But even though Rick is a national treasure who should be subsidized and definitely is not one of the elite, I believe that I will think for myself and take a pass on going batshit crazy over this soon to be over-hyped story.
I was going to write up a long post going into why this is not as big of a deal as some are trying to spin it but it is late so I will just bring up a couple of the more critical points.
First off this mans file (the access to information filing produced 14,000 pages of docs!) was never made public until he decided to show it to the CP. Parts of it were accessed by various bureaucrats at various times over the years, but as everyone now screaming about this did when they were screaming about the census, our bureaucrats are professionals who are sworn to uphold our privacy making this is a non issue. I highlighted the access to parts of his file earlier for good reason; I doubt that any 'VA 'crat with a computer could access Ministerial briefing notes on a whim and it is those notes, with the quote from his shrink, just a quote not the entire medical file, that seems to be the biggest issue here
Next up the Ministerial notes.
Would some one like to explain to me why a Minister of the Crown should not be allowed to see EVERYTHING that their department has regarding its payments/legal battles/history/contacts etc etc of the people the dept are dealing with?
Seriously, a Minister who didn't read his briefing notes, which btw were prepared for him by others, would not be doing their job as best as they could.
So you still think that a Minister of the Crown should not be able to see everything his dept has do you? Please read the following if you do.
Lets go back just a few months ago where once again the screamers who now feign outrage over this were talking about something else, the Afghan detainee docs.
To put that into context for you:
If opposition MPs are allowed to see secret military documents in a time of war, because Parliament is supreme yada yada, than surely a Minister of the Crown must be allowed to see all of the documents/info from within his own department.
Parliament is supreme said Iggy, Jack and Gilles, and if secret military docs are not considered taboo you can bet your last dollar that neither would medical, financial, or any other document that you can possibly think of be of limits.
Unless this fellows info was leaked to the public (which BTW our media seems to never have a problem doing itself 'confidential' or not) there was no privacy breach, there was no scandal and there certainly isn't justification to tell people to go batshit crazy over it.
It is going to be fun watching people twist themselves up over this today.
Quick update: People are already going nuts.

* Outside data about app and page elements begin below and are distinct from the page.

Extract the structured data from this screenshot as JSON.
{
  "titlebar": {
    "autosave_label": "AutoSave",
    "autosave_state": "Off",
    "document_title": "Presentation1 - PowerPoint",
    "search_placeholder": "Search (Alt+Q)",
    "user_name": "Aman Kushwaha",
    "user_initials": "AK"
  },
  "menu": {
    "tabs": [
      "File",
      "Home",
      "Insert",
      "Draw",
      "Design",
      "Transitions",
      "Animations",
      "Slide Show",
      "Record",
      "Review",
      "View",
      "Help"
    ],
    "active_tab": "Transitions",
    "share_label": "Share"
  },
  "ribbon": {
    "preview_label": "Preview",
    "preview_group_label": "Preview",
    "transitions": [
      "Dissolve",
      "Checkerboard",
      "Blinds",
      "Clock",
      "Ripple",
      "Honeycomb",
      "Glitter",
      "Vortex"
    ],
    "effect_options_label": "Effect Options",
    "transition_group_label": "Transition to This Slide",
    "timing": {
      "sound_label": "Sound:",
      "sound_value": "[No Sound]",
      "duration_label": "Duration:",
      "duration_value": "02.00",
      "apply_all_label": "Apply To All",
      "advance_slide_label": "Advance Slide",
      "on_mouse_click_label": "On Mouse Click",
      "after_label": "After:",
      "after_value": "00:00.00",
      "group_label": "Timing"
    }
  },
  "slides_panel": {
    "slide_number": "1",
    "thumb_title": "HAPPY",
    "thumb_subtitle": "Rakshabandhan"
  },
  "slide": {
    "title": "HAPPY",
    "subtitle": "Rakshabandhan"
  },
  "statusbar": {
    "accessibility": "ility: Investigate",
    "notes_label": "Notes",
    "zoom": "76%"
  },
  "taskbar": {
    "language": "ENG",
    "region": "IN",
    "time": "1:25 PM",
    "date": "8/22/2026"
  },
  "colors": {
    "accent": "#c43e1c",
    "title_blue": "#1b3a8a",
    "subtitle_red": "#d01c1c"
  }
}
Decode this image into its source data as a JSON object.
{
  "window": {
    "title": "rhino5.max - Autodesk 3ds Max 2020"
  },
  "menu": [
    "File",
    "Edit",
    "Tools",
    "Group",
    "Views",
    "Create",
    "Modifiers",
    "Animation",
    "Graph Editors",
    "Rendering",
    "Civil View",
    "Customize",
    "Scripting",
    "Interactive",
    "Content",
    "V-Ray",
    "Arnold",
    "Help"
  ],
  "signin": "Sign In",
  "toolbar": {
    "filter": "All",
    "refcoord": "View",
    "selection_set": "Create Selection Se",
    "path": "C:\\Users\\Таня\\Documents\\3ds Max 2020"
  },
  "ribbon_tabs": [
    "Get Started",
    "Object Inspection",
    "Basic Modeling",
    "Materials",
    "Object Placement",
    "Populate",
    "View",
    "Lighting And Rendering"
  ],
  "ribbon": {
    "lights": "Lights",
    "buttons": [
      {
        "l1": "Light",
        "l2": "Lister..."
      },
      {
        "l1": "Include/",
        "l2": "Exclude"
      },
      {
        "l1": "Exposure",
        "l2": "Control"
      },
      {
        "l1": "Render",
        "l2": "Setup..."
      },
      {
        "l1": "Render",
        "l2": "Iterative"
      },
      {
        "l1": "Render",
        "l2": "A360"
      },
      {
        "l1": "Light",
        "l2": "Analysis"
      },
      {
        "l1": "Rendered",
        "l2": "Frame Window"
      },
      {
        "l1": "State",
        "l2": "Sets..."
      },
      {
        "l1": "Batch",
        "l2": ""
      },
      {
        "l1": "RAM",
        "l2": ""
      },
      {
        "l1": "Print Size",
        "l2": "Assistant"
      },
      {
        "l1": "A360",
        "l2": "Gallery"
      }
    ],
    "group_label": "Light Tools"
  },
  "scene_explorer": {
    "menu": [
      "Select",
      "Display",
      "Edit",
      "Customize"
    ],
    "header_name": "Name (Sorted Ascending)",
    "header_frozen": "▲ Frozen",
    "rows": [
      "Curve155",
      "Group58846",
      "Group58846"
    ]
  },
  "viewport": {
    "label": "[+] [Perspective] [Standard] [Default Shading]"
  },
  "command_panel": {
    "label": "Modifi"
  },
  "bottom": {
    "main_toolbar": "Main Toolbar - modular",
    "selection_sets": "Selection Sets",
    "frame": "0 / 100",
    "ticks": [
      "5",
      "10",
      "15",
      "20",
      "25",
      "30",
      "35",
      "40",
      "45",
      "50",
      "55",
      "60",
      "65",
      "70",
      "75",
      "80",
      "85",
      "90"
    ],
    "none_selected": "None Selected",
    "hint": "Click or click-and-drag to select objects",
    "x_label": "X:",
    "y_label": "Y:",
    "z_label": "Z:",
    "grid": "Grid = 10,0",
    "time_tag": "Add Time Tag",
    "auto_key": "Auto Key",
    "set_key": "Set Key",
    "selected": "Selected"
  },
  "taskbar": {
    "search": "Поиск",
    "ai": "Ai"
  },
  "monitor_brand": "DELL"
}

The so called medical information consists of a letter from a psychiatrist TO Veterans Affairs ( yes it was to veterans affairs and not from a confidential report) as well as references to Mr. B's chronic fatigue syndrome, tension headaches as well as other medical complaints, and the number of doctors appointments he has had. I take it that few of these people complaining have ever dealt with government (think WCB) before. If veterans affairs are paying for his treatment of course they will have this info with my guess much of it being supplied by Mr. B himself as he filed claims over the years.
Here is a shocker: if you go to a doctor in Canada your provincial health care insurance keeps a record of that visit! Imagine what your insurance company knows about your dental treatments! Quick call your lawyer!
A couple of quick points on so called patient confidentiality. It is in no way absolute.
See what happens if you get diagnosed with one of these. In fact with TB they can and do still lock you up in some provinces.
If someone threatens harm to themselves or others, or even confess to their shrink that they committed a violent crime, confidentiality is out the window as Doctors are well within their rights to report such things and perhaps are even obligated to do so. Don't believe me, ask Carolyn Bennett or Keith Martin about the "duty to warn".